We find out that while no one country owns the moon – a principle set out in the Outer Space Treaty of 1967 – the question of who owns the resources on the moon is more complicated. Tanja Masson-Zwaan, an assistant professor of space law at Leiden University in The Netherlands, explains that another international agreement, the Moon Treaty, which entered into force in 1984, has only been ratified by 18 countries, and by none of the major space powers. The big sticking point is the principle that the moon and its natural resources are the “common heritage of mankind” – the exact meaning of which is unclear.

Does it mean that everything that a company could have in profits from exploiting resources in outer space has to be split among all countries? What exactly it means is unclear and that is why many states don’t don’t like it and will not ratify it.

Masson-Zwaan says that while a new international treaty is unlikely, a new set of guidelines are needed to govern exploitation of the moon’s resources.

Part of the attraction of going back lies in what’s under the moon’s dusty surface. Katherine Joy, a Royal Society university research fellow at the University of Manchester in the UK, explains some of the elements that could potentially be found on the moon – from water and oxygen to Helium 3 – and what they could be used for.

The great question we have next is not so much in terms of how can we go to mine the moon but first of all we need to understand the potential resources and where they’re located, how they’re accessible and we need to also develop the technology to be able to detect them and extract them to make them into usable products.

She explains that she’d love to get her hands on a piece of water ice from the moon’s surface back in her lab – but that this might not be so simple as no mission so far has plans to bring one back cryogenically.

But even if a country or company could overcome the many technical hurdles of mining on the moon, there’s no global police force able to punish those breaking any new rules. We asked Frans von der Dunk, professor of space law at the University of Nebraska-Lincoln in the US, whether he could envisage a space war breaking out and what it might look like.

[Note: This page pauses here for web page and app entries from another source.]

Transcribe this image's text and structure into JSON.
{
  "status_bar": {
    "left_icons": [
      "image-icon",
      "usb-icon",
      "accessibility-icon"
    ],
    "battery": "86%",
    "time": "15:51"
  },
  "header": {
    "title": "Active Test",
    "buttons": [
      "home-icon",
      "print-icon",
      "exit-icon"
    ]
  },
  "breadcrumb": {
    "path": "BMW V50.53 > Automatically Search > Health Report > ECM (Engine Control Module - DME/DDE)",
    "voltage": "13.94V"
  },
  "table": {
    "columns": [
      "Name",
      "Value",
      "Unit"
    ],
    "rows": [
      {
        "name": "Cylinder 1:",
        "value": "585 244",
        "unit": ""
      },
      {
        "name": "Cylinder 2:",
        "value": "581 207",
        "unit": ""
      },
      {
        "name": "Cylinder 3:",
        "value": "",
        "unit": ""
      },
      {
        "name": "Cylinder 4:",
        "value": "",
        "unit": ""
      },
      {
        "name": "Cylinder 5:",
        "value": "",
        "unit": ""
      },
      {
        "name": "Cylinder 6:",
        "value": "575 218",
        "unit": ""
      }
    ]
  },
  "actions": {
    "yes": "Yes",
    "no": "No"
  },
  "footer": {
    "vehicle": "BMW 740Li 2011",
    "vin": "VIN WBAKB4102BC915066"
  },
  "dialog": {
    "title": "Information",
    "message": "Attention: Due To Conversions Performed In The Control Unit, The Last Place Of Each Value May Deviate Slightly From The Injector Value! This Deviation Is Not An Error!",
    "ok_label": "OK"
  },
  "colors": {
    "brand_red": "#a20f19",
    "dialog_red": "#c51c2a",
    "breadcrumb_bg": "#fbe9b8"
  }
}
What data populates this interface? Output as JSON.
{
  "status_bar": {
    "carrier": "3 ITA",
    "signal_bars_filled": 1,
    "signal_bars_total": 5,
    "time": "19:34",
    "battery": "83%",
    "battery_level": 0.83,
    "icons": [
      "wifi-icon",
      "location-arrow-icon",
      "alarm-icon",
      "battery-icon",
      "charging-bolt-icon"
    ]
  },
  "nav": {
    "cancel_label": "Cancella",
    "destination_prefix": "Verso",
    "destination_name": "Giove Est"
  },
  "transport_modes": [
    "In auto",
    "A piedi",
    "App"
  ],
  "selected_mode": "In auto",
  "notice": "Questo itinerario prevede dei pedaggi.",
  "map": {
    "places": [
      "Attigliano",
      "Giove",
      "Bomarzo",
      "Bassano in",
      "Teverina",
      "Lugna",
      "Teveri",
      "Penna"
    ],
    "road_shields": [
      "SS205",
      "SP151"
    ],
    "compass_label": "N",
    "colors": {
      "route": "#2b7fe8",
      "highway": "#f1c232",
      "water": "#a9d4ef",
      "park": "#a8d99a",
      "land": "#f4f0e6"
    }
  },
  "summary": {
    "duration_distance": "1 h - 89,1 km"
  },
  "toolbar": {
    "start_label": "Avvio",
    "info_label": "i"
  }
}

It will probably start first on the level of a trade war … but can already do a lot of damage to everyone around. But if things further escalate as we’ve seen in the past, economic wars can also then escalate into real fighting and I can only say I hope that never happens.

He also discusses some of the other questions raised by mining on the moon – including whether it’s ethical that those who can afford to go and mine the moon do it, and those who can’t, don’t.

And even if all these practical and legal challenges are overcome, what would it actually be like to live there? Frédéric Marin, an astrophysicist at the University of Strasbourg in France, explains just how inhospitable it would be to live in an environment with such low gravity, covered in abrasive dust. And Rowena Christiansen, a medical educator and doctor at the University of Melbourne in Australia, talks through some of the side effects that spending prolonged amounts of time in space can have on the human body.

Your muscles start to lose mass because they don’t have to work against gravity anymore and that includes the heart, which is basically just made up of muscle. And also your bone mineral density tends to to decrease.

To the moon and beyond is a global collaboration between different editions of The Conversation around the world, hosted by Miriam Frankel and Martin Archer. You can listen via The Conversation, or subscribe wherever you get your podcasts by hitting the “Listen and Subscribe” button at the top of this page. If you enjoyed the podcast, please give us a review on Apple Podcasts.

Credits:

To the moon and beyond is produced by Gemma Ware and Annabel Bligh. Sound editing by Siva Thangarajah. Thank you to City, University of London’s Department of Journalism for letting us use their studios.

Picture source: An imagined base on the moon, by Naeblys via Shutterstock.

Music via Free Music Archive:

Even when we fall and Western Shores by Philipp Weigl. Di Breun, Pencil Marks and Li Font by Blue Dot Sessions. Space Travel by Borrtex, Vagus by Lee Rosevere and Hallon by Christian Bjoerklund.

And As time passes marimba and sound effects via Zapslat.

Archive footage: Apollo 11 and 17 audio from NASA.